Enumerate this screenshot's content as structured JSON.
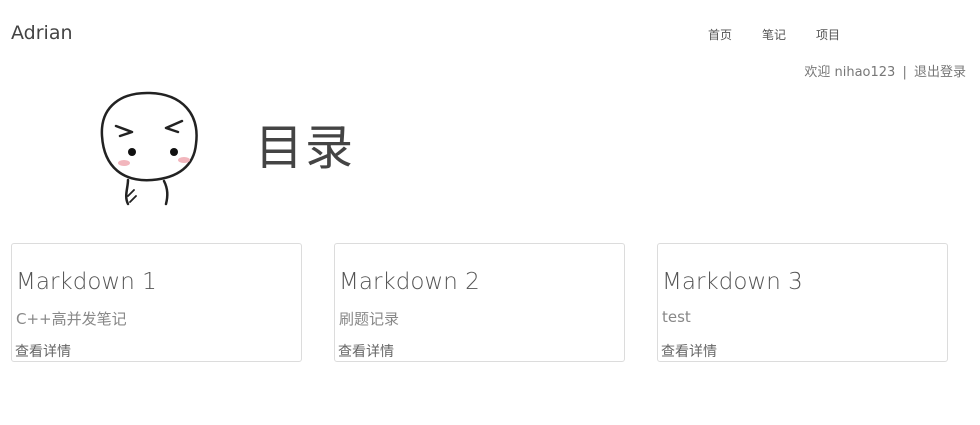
{
  "header": {
    "brand": "Adrian",
    "nav": [
      "首页",
      "笔记",
      "项目"
    ]
  },
  "user": {
    "welcome": "欢迎 nihao123",
    "separator": "|",
    "logout": "退出登录"
  },
  "page": {
    "title": "目录",
    "avatar_icon": "cartoon-face-icon"
  },
  "cards": [
    {
      "title": "Markdown 1",
      "subtitle": "C++高并发笔记",
      "link": "查看详情"
    },
    {
      "title": "Markdown 2",
      "subtitle": "刷题记录",
      "link": "查看详情"
    },
    {
      "title": "Markdown 3",
      "subtitle": "test",
      "link": "查看详情"
    }
  ]
}
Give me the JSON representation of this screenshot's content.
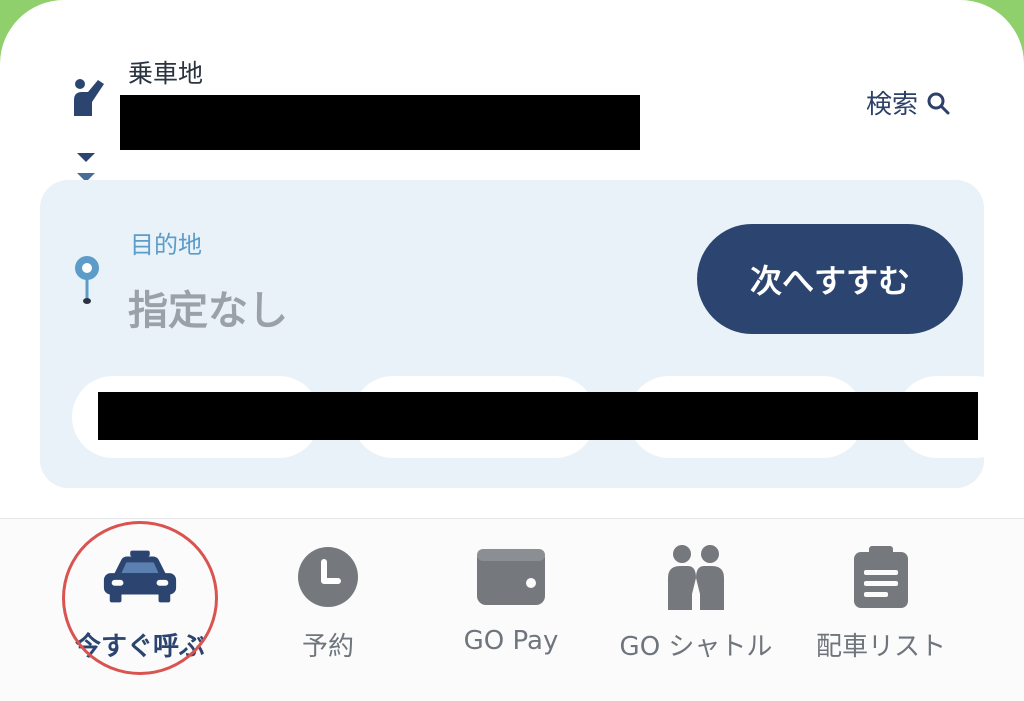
{
  "pickup": {
    "label": "乗車地"
  },
  "search": {
    "label": "検索",
    "icon": "search-icon"
  },
  "destination": {
    "label": "目的地",
    "value": "指定なし"
  },
  "next_button": {
    "label": "次へすすむ"
  },
  "tabs": [
    {
      "label": "今すぐ呼ぶ",
      "icon": "taxi-icon",
      "active": true
    },
    {
      "label": "予約",
      "icon": "clock-icon"
    },
    {
      "label": "GO Pay",
      "icon": "wallet-icon"
    },
    {
      "label": "GO シャトル",
      "icon": "people-icon"
    },
    {
      "label": "配車リスト",
      "icon": "clipboard-icon"
    }
  ],
  "colors": {
    "brand_navy": "#2c4570",
    "destination_bg": "#e9f2f8",
    "destination_label": "#5b9cc8",
    "header_green": "#8fd06c",
    "highlight_ring": "#d9534f"
  }
}
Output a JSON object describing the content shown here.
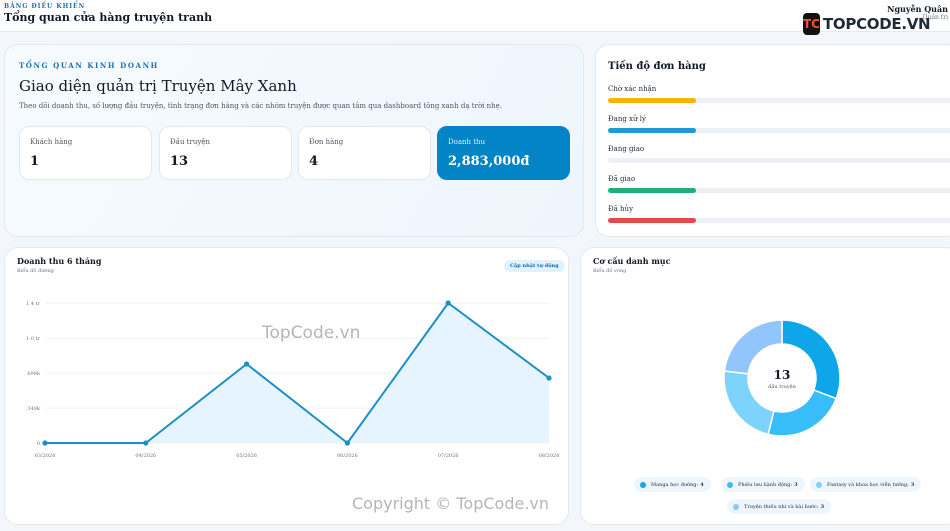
{
  "header": {
    "eyebrow": "BẢNG ĐIỀU KHIỂN",
    "title": "Tổng quan cửa hàng truyện tranh",
    "user_name": "Nguyễn Quân",
    "user_role": "Quản trị"
  },
  "logo": {
    "mark": "TC",
    "text": "TOPCODE.VN"
  },
  "hero": {
    "eyebrow": "TỔNG QUAN KINH DOANH",
    "title": "Giao diện quản trị Truyện Mây Xanh",
    "description": "Theo dõi doanh thu, số lượng đầu truyện, tình trạng đơn hàng và các nhóm truyện được quan tâm qua dashboard tông xanh dạ trời nhẹ.",
    "stats": [
      {
        "label": "Khách hàng",
        "value": "1"
      },
      {
        "label": "Đầu truyện",
        "value": "13"
      },
      {
        "label": "Đơn hàng",
        "value": "4"
      },
      {
        "label": "Doanh thu",
        "value": "2,883,000đ"
      }
    ]
  },
  "order_progress": {
    "title": "Tiến độ đơn hàng",
    "rows": [
      {
        "label": "Chờ xác nhận",
        "fraction": 0.25,
        "color": "#f4b400"
      },
      {
        "label": "Đang xử lý",
        "fraction": 0.25,
        "color": "#1d9bd7"
      },
      {
        "label": "Đang giao",
        "fraction": 0,
        "color": "#1d9bd7"
      },
      {
        "label": "Đã giao",
        "fraction": 0.25,
        "color": "#1fb07a"
      },
      {
        "label": "Đã hủy",
        "fraction": 0.25,
        "color": "#e5484d"
      }
    ]
  },
  "revenue": {
    "title": "Doanh thu 6 tháng",
    "subtitle": "Biểu đồ đường",
    "badge": "Cập nhật tự động"
  },
  "category": {
    "title": "Cơ cấu danh mục",
    "subtitle": "Biểu đồ vòng",
    "center_value": "13",
    "center_label": "đầu truyện",
    "legend": [
      {
        "label": "Manga học đường:",
        "value": "4",
        "color": "#0ea5e9"
      },
      {
        "label": "Phiêu lưu hành động:",
        "value": "3",
        "color": "#38bdf8"
      },
      {
        "label": "Fantasy và khoa học viễn tưởng:",
        "value": "3",
        "color": "#7dd3fc"
      },
      {
        "label": "Truyện thiếu nhi và hài hước:",
        "value": "3",
        "color": "#93c5fd"
      }
    ]
  },
  "chart_data": [
    {
      "type": "line",
      "title": "Doanh thu 6 tháng",
      "categories": [
        "03/2026",
        "04/2026",
        "05/2026",
        "06/2026",
        "07/2026",
        "08/2026"
      ],
      "series": [
        {
          "values": [
            0,
            0,
            790000,
            0,
            1400000,
            650000
          ]
        }
      ],
      "ytick_labels": [
        "0",
        "349k",
        "699k",
        "1.0 tr",
        "1.4 tr"
      ],
      "ytick_values": [
        0,
        349000,
        699000,
        1048000,
        1398000
      ],
      "ylim": [
        0,
        1400000
      ],
      "color": "#1e8fc4",
      "fill": "#e0f2fe",
      "grid": true
    },
    {
      "type": "pie",
      "title": "Cơ cấu danh mục",
      "labels": [
        "Manga học đường",
        "Phiêu lưu hành động",
        "Fantasy và khoa học viễn tưởng",
        "Truyện thiếu nhi và hài hước"
      ],
      "values": [
        4,
        3,
        3,
        3
      ],
      "colors": [
        "#0ea5e9",
        "#38bdf8",
        "#7dd3fc",
        "#93c5fd"
      ]
    }
  ],
  "watermarks": {
    "center": "TopCode.vn",
    "bottom": "Copyright © TopCode.vn"
  }
}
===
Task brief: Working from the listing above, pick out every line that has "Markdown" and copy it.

Answer to this task:
      "title": "Markdown 1",
      "title": "Markdown 2",
      "title": "Markdown 3",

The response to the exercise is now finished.